  1. The right to inspect and review the student’s education records within 45 days of the day the district receives a request for access.

The parent or eligible student should submit to the school principal a written request that identifies the record(s) he or she wishes to inspect. The principal will make arrangements for access and notify the parent or eligible student of the time and place where the records may be inspected.

  1. The right to request an amendment of the student’s education record that is believed to be inaccurate or misleading. The parent or eligible student should make a written request for an amendment of records to the school principal by clearly identifying the part of the record that needs to be changed and specifying why it is inaccurate or misleading. If the district decides not to amend the record as requested, the parent or eligible student will be notified of the decision and advised of the right to a district hearing regarding the request.

  2. The right to consent to disclosures of personally identifiable information contained in the student’s education records, except to the extent that FERPA authorizes disclosure without consent.

One exception that permits disclosure without consent is to school officials with legitimate educational interests. A school official is a person employed by the district as an administrator, supervisor, teacher, or support staff member (including health staff and law enforcement personnel); a person serving on the board of trustees; a person or company that the district has contracted to perform a special task; or a parent or student serving on an official committee, such as a disciplinary or grievance committee, or assisting another school official in performing his or her tasks. A school official has a legitimate educational interest if the official needs to review an education record to fulfill his or her professional responsibility.
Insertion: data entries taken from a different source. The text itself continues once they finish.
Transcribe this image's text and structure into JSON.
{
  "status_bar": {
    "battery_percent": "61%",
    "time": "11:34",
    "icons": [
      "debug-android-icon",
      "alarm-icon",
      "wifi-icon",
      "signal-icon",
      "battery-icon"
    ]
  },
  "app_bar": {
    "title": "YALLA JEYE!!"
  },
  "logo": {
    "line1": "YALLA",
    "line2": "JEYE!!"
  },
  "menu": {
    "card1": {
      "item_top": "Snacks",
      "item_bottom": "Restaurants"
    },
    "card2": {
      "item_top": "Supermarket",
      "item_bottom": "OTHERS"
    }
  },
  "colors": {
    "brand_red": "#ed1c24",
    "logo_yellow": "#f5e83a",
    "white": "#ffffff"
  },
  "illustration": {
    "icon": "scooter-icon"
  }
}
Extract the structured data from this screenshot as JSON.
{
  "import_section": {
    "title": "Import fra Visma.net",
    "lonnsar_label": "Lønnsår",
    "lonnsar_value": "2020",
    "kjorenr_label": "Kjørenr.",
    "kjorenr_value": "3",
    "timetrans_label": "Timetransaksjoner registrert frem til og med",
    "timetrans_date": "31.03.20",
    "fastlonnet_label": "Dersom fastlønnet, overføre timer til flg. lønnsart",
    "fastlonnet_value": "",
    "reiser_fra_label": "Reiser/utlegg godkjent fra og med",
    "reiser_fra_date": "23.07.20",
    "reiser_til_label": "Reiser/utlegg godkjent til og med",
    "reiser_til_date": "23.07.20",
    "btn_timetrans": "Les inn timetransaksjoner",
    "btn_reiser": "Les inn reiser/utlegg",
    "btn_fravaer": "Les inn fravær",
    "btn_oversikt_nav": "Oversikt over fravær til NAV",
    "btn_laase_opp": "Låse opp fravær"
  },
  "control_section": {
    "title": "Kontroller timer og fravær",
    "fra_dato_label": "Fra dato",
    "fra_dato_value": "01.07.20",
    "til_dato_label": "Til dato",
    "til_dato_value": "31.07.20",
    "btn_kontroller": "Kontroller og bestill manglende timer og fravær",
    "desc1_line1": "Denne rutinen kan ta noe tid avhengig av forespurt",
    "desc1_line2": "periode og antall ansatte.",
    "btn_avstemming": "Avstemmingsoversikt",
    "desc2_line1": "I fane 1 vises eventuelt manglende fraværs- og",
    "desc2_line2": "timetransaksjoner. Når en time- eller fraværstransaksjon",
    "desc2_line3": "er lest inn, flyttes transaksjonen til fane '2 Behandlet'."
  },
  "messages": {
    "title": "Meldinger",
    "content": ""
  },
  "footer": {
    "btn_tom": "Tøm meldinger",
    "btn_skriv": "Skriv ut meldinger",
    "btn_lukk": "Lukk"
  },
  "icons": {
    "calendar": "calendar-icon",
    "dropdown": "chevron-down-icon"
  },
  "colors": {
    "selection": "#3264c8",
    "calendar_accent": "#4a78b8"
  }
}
Upon request, the district will disclose education records without consent to officials of another school district in which a student seeks or intends to enroll.

  1. The right to file a complaint with the U.S. Department of Education concerning alleged failures by the district to comply with the requirements of FERPA. The office that administers FERPA is:

Family Policy Compliance Office

U.S. Department of Education

600 Independence Avenue SW

Washington, DC 20202-4605